Graphic Design In the Wild – Day 15: The Making of Prince of Persia

I didn’t know it at the time, but video games were one of my first exposures to graphic design. The characters, the symbols, the 8-bit graphics, the cover art, all exposed my 8-year old self to graphic design ideas before I even knew what the term graphic design meant.

Enter the book The Making of Prince of Persia. This book is a collection of Jordan Mechner‘s journal entries while he was creating the game Prince of Persia. This documented journey of bringing a video game to life is a masterclass on book design. We’ll focus on the cover only today.

The Making of Prince of Persia is an example of scale. The designer (not sure who), scaled up the 8-bit prince to fill most of the cover. Leaving enough white space (or blue space) to give the 8-bit prince room to “leap” off the cover. The designer then contrasts the large image with one small DOS font for the title and author name. The DOS font reinforces the books 80s coding theme.
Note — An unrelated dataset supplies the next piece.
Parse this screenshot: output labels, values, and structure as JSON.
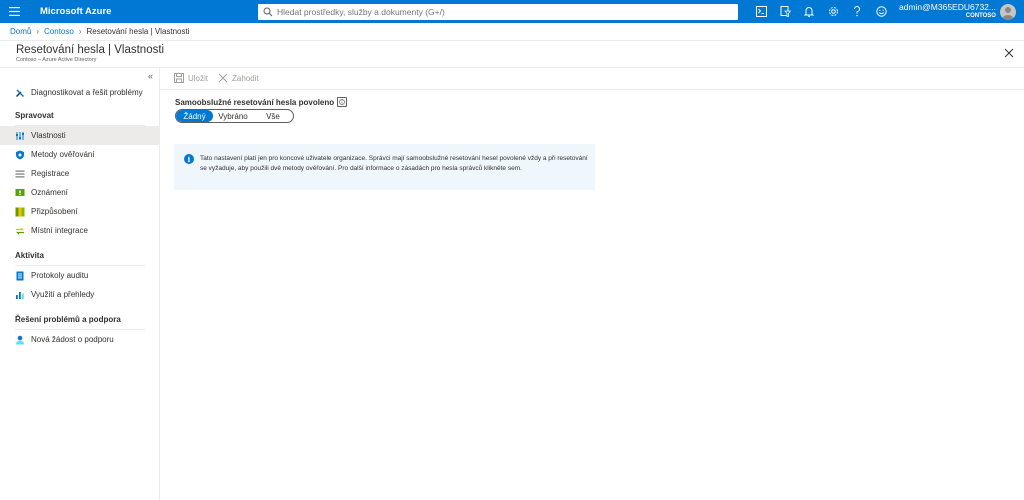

This is a counterintuitive choice for a book cover, but one that works. Usually the title font is large and prominent. But the giant 8-bit leaping prince instills the feeling that this book is an adventure. A page-turning experience you’ve never had before.

The Making of Prince of Persia , and other books by Stripe Press, are designed so well I want them all. Not only for their content, but for their visual beauty.